China issues state-firm reform plans, expects results by 2020
Reform of mammoth state-owned firms is one of China’s most pressing tasks as growth slows in the world’s second-largest economy.
The guidelines, jointly issued by the Communist Party’s Central Committee and the State Council, China’s cabinet, include plans to clean up and integrate some state firms, the official Xinhua news agency said.
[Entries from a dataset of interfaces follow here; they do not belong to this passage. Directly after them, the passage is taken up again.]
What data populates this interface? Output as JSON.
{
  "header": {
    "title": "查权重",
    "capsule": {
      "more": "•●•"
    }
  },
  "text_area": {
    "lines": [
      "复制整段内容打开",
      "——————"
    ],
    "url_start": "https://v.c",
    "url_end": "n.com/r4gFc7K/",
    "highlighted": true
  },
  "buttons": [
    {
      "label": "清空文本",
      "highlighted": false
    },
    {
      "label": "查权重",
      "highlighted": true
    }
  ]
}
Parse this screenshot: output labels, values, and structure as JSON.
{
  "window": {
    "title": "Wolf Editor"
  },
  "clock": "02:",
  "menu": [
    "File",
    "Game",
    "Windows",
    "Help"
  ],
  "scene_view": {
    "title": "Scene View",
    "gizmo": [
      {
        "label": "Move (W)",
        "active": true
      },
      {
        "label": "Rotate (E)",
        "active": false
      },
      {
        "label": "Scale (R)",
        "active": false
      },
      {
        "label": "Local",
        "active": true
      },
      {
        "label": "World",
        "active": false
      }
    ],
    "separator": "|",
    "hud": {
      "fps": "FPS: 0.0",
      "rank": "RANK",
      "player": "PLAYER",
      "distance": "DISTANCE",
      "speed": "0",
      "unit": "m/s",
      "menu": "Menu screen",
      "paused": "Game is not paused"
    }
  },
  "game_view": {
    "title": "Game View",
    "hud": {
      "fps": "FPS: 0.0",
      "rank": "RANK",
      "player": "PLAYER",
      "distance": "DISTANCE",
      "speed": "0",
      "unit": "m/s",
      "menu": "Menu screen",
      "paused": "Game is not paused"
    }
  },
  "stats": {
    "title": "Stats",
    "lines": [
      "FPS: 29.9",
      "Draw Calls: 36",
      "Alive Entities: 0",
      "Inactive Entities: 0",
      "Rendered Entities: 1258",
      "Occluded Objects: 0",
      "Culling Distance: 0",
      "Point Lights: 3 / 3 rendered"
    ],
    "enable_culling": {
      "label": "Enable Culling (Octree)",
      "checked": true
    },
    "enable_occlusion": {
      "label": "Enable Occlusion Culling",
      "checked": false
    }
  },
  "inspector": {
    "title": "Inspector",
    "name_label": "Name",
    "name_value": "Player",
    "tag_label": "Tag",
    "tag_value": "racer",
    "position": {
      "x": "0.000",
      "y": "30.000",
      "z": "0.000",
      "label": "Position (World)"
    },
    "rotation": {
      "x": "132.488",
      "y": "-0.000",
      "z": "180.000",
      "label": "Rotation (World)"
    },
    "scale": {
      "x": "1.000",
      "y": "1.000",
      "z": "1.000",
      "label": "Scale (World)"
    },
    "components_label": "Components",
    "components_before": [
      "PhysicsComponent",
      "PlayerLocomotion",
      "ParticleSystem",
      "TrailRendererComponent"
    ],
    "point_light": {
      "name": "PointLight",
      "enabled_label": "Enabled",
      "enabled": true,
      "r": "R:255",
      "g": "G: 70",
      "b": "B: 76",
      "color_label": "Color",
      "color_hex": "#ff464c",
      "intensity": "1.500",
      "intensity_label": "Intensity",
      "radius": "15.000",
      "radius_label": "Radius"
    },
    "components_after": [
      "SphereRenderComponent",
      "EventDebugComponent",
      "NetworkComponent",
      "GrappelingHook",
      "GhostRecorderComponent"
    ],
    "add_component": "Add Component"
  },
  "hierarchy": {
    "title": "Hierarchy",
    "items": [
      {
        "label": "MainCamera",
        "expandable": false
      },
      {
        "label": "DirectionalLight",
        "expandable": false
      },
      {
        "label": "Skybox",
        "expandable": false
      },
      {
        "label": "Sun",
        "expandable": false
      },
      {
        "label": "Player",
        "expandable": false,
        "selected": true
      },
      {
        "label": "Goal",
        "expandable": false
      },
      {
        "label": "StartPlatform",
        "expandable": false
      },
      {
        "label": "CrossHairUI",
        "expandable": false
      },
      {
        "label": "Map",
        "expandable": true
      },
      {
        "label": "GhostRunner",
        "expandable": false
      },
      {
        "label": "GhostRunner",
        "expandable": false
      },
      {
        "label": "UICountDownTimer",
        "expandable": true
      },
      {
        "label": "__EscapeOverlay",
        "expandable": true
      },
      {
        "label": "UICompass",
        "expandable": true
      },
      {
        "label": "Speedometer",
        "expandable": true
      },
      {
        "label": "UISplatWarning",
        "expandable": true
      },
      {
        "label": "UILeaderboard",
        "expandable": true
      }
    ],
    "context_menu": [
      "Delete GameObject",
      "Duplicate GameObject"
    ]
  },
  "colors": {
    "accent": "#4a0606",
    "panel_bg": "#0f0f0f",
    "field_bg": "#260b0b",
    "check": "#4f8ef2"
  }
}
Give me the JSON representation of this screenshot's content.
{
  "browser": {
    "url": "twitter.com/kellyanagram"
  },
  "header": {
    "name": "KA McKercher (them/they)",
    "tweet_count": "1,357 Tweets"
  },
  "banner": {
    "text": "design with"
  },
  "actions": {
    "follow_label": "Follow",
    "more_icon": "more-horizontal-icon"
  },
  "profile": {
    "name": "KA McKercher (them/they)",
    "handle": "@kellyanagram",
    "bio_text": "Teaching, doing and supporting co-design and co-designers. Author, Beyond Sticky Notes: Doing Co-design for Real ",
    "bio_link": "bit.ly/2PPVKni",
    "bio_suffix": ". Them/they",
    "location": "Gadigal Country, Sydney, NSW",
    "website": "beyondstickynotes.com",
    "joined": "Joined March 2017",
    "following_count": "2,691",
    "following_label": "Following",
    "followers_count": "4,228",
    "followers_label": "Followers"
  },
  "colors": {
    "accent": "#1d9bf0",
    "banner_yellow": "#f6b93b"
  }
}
But it did not give any details of which firms will be merged.
The government will not use forceful means to push the “mixed ownership”, nor it will set a timetable, giving each firm the go-ahead only when conditions are mature, it said.
State firms will be allowed to bring in “various investors” to help diversify their share ownership, and more state firms will be encouraged to restructure to pave the way for stock listings, Xinhua said.
Private investors will be encouraged to buy stakes in state firms, buy convertible bonds issued by state firms, or swap shares with state firms, it said, adding that steps will be taken to curb corruption during reforms.
Chinese private companies are seen as more efficient and innovative than state-owned firms, which enjoy easier access to government policy support, subsidies and bank loans.
The government aims to “cultivate a large number of state-owned backbone enterprises with innovation capability and international competitiveness,” Xinhua said, indicating the reforms will not amount to full-scale privatization.
The step comes nearly two years after President Xi Jinping called for market forces to play a decisive role in better allocation of resources in the world’s second-largest economy.
China will push firms to merge and sells shares as part of the most far-reaching reforms of its sprawling and inefficient state sector in two decades, according to documents seen by Reuters last week.
China’s state enterprises are dominated by 111 central government-owned conglomerates, which account for about 60 per cent of SOE revenue and are overseen by the State-owned Assets Supervision and Administration Commission (SASAC).
Earlier this year, state media said the number of central government conglomerates could be cut to 40 through mergers.